**Prompt:** If a line of the data below contains the string "pour", copy it into your answer.

◇ ◇ ◇ ◇

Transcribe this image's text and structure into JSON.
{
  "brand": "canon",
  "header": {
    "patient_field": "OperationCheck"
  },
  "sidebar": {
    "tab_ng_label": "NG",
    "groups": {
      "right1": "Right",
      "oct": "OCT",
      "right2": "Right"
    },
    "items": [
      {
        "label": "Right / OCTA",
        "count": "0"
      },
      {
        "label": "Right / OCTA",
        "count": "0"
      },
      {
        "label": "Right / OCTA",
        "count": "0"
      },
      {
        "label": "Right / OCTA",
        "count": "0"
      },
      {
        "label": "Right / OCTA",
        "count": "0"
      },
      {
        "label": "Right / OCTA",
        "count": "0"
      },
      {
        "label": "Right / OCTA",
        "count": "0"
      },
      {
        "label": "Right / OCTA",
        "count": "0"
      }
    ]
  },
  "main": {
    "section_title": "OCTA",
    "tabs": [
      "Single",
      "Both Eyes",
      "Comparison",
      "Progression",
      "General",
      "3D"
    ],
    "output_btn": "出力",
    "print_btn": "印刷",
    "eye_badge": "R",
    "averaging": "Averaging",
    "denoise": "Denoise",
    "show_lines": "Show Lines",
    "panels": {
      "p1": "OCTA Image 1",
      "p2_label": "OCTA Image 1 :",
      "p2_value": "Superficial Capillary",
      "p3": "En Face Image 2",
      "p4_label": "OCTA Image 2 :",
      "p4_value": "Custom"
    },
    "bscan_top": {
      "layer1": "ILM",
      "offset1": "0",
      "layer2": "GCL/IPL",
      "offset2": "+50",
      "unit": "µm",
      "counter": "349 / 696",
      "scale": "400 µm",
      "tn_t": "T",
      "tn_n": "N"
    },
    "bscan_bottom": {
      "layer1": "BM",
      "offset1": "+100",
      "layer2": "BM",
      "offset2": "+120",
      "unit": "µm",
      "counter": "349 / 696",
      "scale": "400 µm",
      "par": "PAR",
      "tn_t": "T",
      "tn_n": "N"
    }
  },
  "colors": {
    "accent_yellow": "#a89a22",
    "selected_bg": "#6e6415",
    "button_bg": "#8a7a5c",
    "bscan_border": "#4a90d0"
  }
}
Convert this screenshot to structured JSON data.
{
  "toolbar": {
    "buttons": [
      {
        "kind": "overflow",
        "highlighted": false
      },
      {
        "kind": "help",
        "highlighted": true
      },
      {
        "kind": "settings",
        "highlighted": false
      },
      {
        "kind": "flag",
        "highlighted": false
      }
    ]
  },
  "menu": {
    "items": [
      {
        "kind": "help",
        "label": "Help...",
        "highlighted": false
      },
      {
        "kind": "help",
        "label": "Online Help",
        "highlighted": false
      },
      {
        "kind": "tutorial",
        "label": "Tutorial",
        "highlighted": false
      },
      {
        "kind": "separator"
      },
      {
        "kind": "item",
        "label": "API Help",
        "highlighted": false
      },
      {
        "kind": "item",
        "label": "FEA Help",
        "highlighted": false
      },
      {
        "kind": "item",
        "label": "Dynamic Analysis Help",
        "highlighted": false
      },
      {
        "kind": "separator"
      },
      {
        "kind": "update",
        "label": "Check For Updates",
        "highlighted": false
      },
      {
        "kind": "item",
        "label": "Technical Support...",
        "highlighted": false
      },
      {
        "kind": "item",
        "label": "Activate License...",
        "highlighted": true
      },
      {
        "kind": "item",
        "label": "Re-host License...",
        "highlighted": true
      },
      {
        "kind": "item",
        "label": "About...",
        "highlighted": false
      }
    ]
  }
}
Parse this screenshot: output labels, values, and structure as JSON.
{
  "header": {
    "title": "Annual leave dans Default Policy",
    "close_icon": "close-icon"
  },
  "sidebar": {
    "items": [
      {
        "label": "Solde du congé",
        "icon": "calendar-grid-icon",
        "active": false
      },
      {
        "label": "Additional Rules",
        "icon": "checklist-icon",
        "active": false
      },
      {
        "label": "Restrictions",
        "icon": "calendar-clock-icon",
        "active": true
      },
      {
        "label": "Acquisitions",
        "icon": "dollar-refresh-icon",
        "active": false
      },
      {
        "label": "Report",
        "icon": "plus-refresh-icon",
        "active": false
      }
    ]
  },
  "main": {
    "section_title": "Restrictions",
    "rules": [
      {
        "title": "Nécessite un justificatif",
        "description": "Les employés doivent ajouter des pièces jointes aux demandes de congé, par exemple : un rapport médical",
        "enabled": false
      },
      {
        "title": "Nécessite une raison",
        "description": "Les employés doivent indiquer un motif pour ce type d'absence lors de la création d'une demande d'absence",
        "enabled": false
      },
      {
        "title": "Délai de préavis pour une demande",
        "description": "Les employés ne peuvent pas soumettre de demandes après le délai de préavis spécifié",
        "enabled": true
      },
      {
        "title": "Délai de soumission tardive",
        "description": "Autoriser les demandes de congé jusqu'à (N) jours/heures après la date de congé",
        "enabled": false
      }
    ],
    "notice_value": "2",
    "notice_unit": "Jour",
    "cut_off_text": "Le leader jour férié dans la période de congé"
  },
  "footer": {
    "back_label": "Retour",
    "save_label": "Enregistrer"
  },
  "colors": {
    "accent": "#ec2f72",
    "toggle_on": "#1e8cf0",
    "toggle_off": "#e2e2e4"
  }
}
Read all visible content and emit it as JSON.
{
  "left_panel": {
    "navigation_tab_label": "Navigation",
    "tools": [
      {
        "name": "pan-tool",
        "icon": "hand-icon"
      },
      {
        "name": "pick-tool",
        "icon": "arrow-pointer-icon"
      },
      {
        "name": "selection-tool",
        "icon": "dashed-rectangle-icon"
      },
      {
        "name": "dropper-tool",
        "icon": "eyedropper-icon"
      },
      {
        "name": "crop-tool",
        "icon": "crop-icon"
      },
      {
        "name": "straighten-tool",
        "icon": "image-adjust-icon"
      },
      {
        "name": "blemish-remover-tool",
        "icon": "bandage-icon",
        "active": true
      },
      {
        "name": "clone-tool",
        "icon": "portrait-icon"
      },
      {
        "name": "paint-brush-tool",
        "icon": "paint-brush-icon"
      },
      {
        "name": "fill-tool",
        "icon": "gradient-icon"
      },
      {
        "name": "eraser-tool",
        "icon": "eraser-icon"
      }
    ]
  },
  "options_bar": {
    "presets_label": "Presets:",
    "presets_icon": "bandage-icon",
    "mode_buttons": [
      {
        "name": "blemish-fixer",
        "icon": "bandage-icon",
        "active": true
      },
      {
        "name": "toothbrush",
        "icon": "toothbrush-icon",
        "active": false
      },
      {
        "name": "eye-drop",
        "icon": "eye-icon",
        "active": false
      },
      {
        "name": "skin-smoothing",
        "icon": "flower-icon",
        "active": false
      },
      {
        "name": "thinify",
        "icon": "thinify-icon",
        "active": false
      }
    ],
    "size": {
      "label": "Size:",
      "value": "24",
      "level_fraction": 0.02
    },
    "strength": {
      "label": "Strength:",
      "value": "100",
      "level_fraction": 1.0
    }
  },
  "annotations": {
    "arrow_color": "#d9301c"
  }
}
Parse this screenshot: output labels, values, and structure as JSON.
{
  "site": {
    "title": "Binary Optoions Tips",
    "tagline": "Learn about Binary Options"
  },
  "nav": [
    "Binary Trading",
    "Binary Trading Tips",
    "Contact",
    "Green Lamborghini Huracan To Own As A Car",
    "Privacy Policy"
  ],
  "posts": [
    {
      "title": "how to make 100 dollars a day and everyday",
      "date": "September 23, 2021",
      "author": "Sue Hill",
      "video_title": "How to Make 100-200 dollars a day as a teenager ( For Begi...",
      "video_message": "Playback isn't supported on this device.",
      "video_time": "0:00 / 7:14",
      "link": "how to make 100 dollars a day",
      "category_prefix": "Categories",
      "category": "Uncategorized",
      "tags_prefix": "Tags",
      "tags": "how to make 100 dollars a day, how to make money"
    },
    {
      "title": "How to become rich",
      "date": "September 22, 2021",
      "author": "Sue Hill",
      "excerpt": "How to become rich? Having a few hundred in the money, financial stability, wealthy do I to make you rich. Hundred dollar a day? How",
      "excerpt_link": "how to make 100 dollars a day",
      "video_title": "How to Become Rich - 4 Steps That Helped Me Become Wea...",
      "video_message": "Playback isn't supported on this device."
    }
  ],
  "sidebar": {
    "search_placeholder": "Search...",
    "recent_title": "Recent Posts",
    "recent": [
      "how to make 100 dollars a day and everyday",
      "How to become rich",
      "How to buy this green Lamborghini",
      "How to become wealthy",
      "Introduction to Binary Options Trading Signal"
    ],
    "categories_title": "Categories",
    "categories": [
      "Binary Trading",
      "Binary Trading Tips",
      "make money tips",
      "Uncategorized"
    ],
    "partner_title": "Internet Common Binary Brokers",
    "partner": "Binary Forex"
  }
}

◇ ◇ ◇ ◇

**Expected output:**
        "description": "Les employés doivent indiquer un motif pour ce type d'absence lors de la création d'une demande d'absence",
        "title": "Délai de préavis pour une demande",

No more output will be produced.